Online: Yes OK. Right off the bat, hands down, no contest, Return to Castle Wolfenstein has the best graphics I’ve seen in any video game ever (thanks to the brilliant Quake 3 engine). I played it with an ATI Radeon 64MB 7500 card, with all the shit turned right up, and I was blown away by the level of detail in the textures, the complexity of the models, and the overall design of the game. Nothing comes close. You can talk about your DOA3s or your Waverace Bluestorms, but RTCW kicks everyone’s ass right into the garbage. In the single- player aspect of the game, you play Private Blascowitz, and it’s your mission to escape from Castle Wolfenstein and foil the Nazis’ plans to create supersoldiers out of zombies. It’s kind of a cross between Saving Private Ryan and Raiders of the Lost Ark. The only problem with the one- player game is that it only takes about a week or two to finish and I wasn’t really into playing it again. That’s where the online aspect of the game comes in. Holy shit. There’s room for up to 32 players at once, assuming your server can handle it, and it’s broken down into two types of play: mission-based team play or flag- domination team play (similar to domination in UT). One of the coolest aspects is the character classes. First you choose which side (axis of evil or allies), then the class. You have the soldier who gives you access to all the weapons, you have the medic who lets you revive wounded players on the battlefield, and you have the lieutenant who can call in air strikes. I recommend playing as the lieutenant. Nothing is cooler than seeing a massive explosion take out five guys hiding in a bunker. There’s a beach level which duplicates the opening scene of Saving Private Ryan and it’s the best adrenaline rush you’ve ever had. Also, Nerve just released an official map update online called “Trench Toast.” Go download it from Its a flag- domination map based on WWII-style trench warfare. Jesus Christ. It’s all too much to bear.
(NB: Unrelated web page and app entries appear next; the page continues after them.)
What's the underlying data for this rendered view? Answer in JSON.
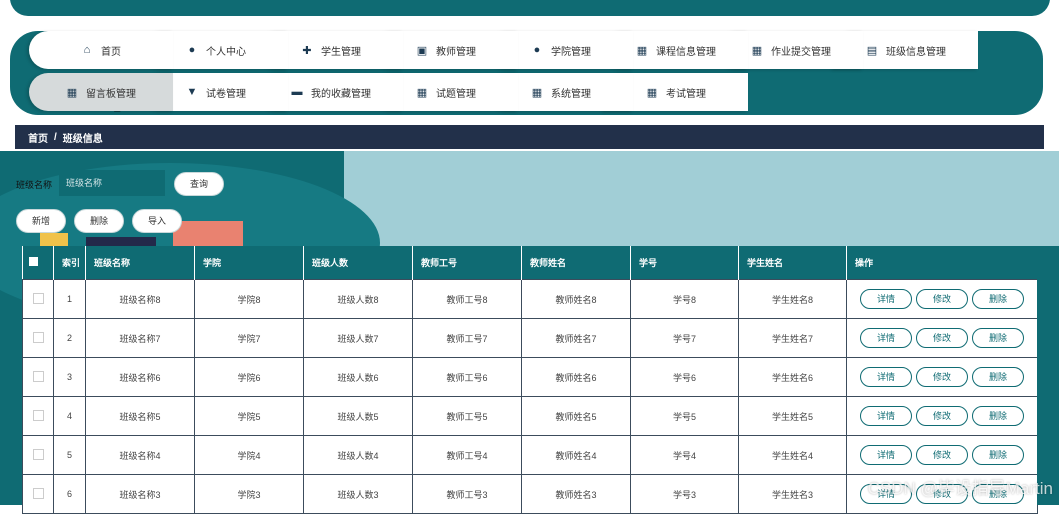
{
  "nav": {
    "row1": [
      {
        "label": "首页",
        "icon": "home-icon",
        "glyph": "⌂"
      },
      {
        "label": "个人中心",
        "icon": "user-icon",
        "glyph": "●"
      },
      {
        "label": "学生管理",
        "icon": "student-icon",
        "glyph": "✚"
      },
      {
        "label": "教师管理",
        "icon": "briefcase-icon",
        "glyph": "▣"
      },
      {
        "label": "学院管理",
        "icon": "user-icon",
        "glyph": "●"
      },
      {
        "label": "课程信息管理",
        "icon": "grid-icon",
        "glyph": "▦"
      },
      {
        "label": "作业提交管理",
        "icon": "grid-icon",
        "glyph": "▦"
      },
      {
        "label": "班级信息管理",
        "icon": "clipboard-icon",
        "glyph": "▤"
      }
    ],
    "row2": [
      {
        "label": "留言板管理",
        "icon": "grid-icon",
        "glyph": "▦"
      },
      {
        "label": "试卷管理",
        "icon": "brush-icon",
        "glyph": "▼"
      },
      {
        "label": "我的收藏管理",
        "icon": "comment-icon",
        "glyph": "▬"
      },
      {
        "label": "试题管理",
        "icon": "grid-icon",
        "glyph": "▦"
      },
      {
        "label": "系统管理",
        "icon": "grid-icon",
        "glyph": "▦"
      },
      {
        "label": "考试管理",
        "icon": "grid-icon",
        "glyph": "▦"
      }
    ]
  },
  "breadcrumb": {
    "home": "首页",
    "sep": "/",
    "current": "班级信息"
  },
  "search": {
    "label": "班级名称",
    "placeholder": "班级名称",
    "button": "查询"
  },
  "actions": {
    "add": "新增",
    "delete": "删除",
    "import": "导入"
  },
  "table": {
    "headers": [
      "",
      "索引",
      "班级名称",
      "学院",
      "班级人数",
      "教师工号",
      "教师姓名",
      "学号",
      "学生姓名",
      "操作"
    ],
    "ops": {
      "detail": "详情",
      "edit": "修改",
      "delete": "删除"
    },
    "rows": [
      {
        "idx": "1",
        "name": "班级名称8",
        "college": "学院8",
        "count": "班级人数8",
        "tno": "教师工号8",
        "tname": "教师姓名8",
        "sno": "学号8",
        "sname": "学生姓名8"
      },
      {
        "idx": "2",
        "name": "班级名称7",
        "college": "学院7",
        "count": "班级人数7",
        "tno": "教师工号7",
        "tname": "教师姓名7",
        "sno": "学号7",
        "sname": "学生姓名7"
      },
      {
        "idx": "3",
        "name": "班级名称6",
        "college": "学院6",
        "count": "班级人数6",
        "tno": "教师工号6",
        "tname": "教师姓名6",
        "sno": "学号6",
        "sname": "学生姓名6"
      },
      {
        "idx": "4",
        "name": "班级名称5",
        "college": "学院5",
        "count": "班级人数5",
        "tno": "教师工号5",
        "tname": "教师姓名5",
        "sno": "学号5",
        "sname": "学生姓名5"
      },
      {
        "idx": "5",
        "name": "班级名称4",
        "college": "学院4",
        "count": "班级人数4",
        "tno": "教师工号4",
        "tname": "教师姓名4",
        "sno": "学号4",
        "sname": "学生姓名4"
      },
      {
        "idx": "6",
        "name": "班级名称3",
        "college": "学院3",
        "count": "班级人数3",
        "tno": "教师工号3",
        "tname": "教师姓名3",
        "sno": "学号3",
        "sname": "学生姓名3"
      }
    ]
  },
  "watermark": "CSDN @毕设指导Martin"
}
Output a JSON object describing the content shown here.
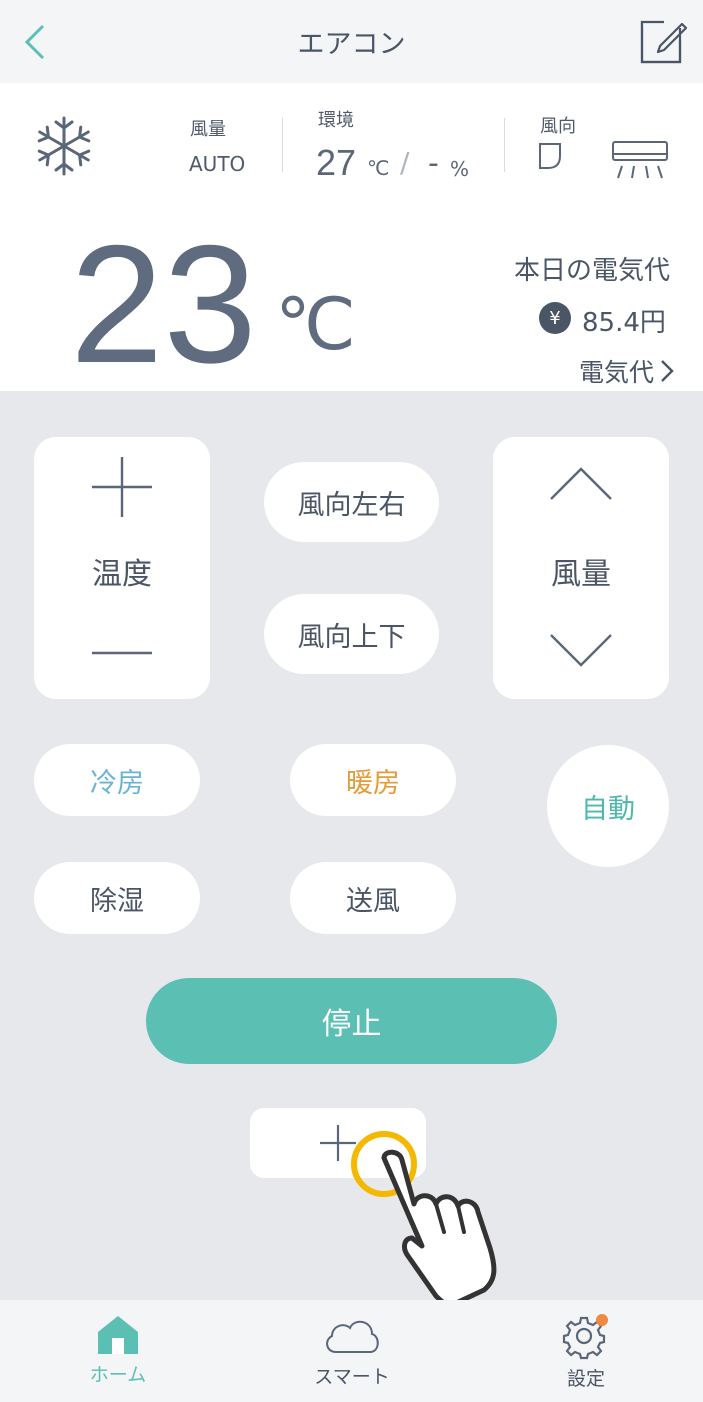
{
  "header": {
    "title": "エアコン"
  },
  "status": {
    "fan_label": "風量",
    "fan_value": "AUTO",
    "env_label": "環境",
    "env_temp": "27",
    "env_temp_unit": "℃",
    "env_separator": "/",
    "env_humidity": "-",
    "env_humidity_unit": "%",
    "direction_label": "風向",
    "set_temp": "23",
    "set_temp_unit": "℃",
    "cost_title": "本日の電気代",
    "cost_currency_symbol": "¥",
    "cost_value": "85.4円",
    "cost_link": "電気代"
  },
  "controls": {
    "temp_label": "温度",
    "fan_label": "風量",
    "swing_lr": "風向左右",
    "swing_ud": "風向上下",
    "mode_cool": "冷房",
    "mode_heat": "暖房",
    "mode_auto": "自動",
    "mode_dry": "除湿",
    "mode_fan": "送風",
    "stop": "停止"
  },
  "colors": {
    "accent": "#5bbfb4",
    "cool": "#6ab3d3",
    "heat": "#e29c3a",
    "badge": "#f08a3e",
    "highlight": "#f5b800"
  },
  "icons": {
    "mode": "snowflake-icon",
    "louver": "louver-icon",
    "ac_unit": "ac-unit-icon",
    "yen": "yen-icon",
    "gesture": "tap-hand-icon"
  },
  "nav": {
    "home": "ホーム",
    "smart": "スマート",
    "settings": "設定",
    "active": "home"
  }
}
Sonic Adventure 2: Battle
Publisher: SEGA
Developer: Sonic Team
Platform: GameCube
Genre: Action
Rating: Everyone
Online: No It’s odd to be sitting here playing a Sonic the Hedgehog game on my Nintendo when there’s no Mario game available for it yet. These are strange times. Perhaps the terrorists really have won. In any case, Sonic for the GameCube is a flawed gem of a game. I’m certainly not above games targeted to younger players. Super Smash Bros. is a perfect example of a game that’s above blowing people up with napalm. However, Sonic Adventure 2: Battle is so fucking easy that no one under the age of 6 will find it remotely challenging. I finished the game in less than two hours my first time out and I was talking on the phone half the time. To be totally positive, I tested it out on my 9-year-old brother, and it took him a day. The game is not without merit. There’s an option of playing as either Sonic or Dark Sonic (with different levels for each) so there’s a lot to do here, although I’d have preferred more Sonic-themed levels and less Tales and Knuckles levels. The graphics are some of the crispest and fastest I’ve seen on the Cube, and some of the texture work really deserves applause. The Sonic’s forest level is a good example of this: It looks incredible, with lots of organic textures, while maintaining a solid frame rate. The worst feature by far is the music. Unless you’re heavily into happy Japanese J-Pop, turn the volume down. The opening tune is probably one of the gayest tracks I have yet to hear in a video game and it gets worse from there. There’s even some dude rapping about the missions you have to complete in each level. It went from being so bad it’s good to being bad again. Kind of like the whole game.